SUSANNE M. SCHAFER
May. 23, 1987
WASHINGTON (AP) _ President Reagan proclaimed this Memorial Day as a national day of mourning for the 37 sailors slain aboard the USS Stark and asked Americans on Saturday to pray for the victims and their families.
''Without Americans like them, there would be no land of the free and no home of the brave; because of Americans like them, the lamp of liberty burns on undimmed, unvanquished, and unquenchable,'' Reagan said of the sailors killed aboard the guided-missile frigate.
''No words of ours can pay them the full tribute that is their due: their service, sacrifice, and love of country crown their memory on this day of grief,'' Reagan said in his proclamation. ''This year, our Memorial Day remembrance is tinged with fresh sorrow as we honor and mourn the brave men taken from us a short week ago.''
In his weekly radio address, the president also dwelt on the violent tragedy that befell the crew of the U.S. ship as it patrolled the Persian Gulf. On Friday, Reagan and his wife Nancy flew to Florida to attend the memorial service for the sailors, and spent an hour comforting their grieving families and friends.
''Keep in mind the brave sailors of the USS Stark. Do me a favor won't you?'' Reagan asked. ''Whisper a prayer for them, and for their families.''
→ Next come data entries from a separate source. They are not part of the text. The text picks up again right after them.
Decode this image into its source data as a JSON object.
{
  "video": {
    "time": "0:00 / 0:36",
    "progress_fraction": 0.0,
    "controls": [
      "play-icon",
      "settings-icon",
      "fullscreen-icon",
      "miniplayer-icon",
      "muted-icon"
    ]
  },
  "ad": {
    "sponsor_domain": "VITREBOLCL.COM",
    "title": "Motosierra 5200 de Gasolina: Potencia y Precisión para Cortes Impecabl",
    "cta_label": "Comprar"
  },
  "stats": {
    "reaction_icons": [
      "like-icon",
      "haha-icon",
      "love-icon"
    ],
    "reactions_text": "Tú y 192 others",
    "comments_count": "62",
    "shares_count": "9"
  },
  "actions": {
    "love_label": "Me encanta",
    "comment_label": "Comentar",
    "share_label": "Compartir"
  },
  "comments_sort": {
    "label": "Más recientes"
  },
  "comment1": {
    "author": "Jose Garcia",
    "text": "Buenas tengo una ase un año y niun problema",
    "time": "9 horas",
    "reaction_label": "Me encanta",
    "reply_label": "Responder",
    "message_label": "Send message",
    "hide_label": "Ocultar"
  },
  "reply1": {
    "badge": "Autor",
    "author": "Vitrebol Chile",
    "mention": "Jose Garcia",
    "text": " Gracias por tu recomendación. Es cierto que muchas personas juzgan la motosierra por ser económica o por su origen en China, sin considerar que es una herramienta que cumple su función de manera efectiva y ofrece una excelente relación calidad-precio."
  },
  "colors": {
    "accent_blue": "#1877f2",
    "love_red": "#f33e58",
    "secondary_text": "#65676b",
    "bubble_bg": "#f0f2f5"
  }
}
The servicemen died, Reagan asserted, fulfilling a mission ''that was a vital one for us as a free people.'' The president said the United States has patrolled the Gulf since 1949 because ''in the hands of a hostile power (it) would be a chokepoint of freedom.''
''That's why owe the crew of the USS Stark and their brave families such a deep debt of gratitude, it's a debt that should be on all of our minds this Memorial Day weekend, as we recall those who have fallen in our nation's service,'' Reagan said.
The president also used his radio address to denounce Congress for its ''old ways,'' accusing it of overspending and ignoring the mandate of the Gramm-Rudman-Hollings budget deficit reduction legislation.
He tied his call for a balanced budget to the Memorial Day remembrance, saying, ''As we think of those who paid the ultimate sacrifice for our nation, we should not forget to also reflect on our own duties ... Certainly wasting our national wealth and burdening future generations with mountains of debt does not keep faith with those who have struggled and sacrificed to begin a new form of government, here, on our shores.''
In the Democratic response, Rep. John Spratt, D-S.C., also paid respects to the men of the USS Stark and to the 2 million men and women in the armed services who ''face (risks) every day serving their country, trying to keep peace in this troubled world.''
Spratt also defended the House-passed defense authorization bill, saying the $290 billion it provides ''renews our country's commitment to a strong defense.''
Reagan has sharply criticized the measure, which is bogged down in the Senate, for the limitations it puts on his arms control policies and cuts in such programs as the space-based Strategic Defense Initiative and chemical weapons.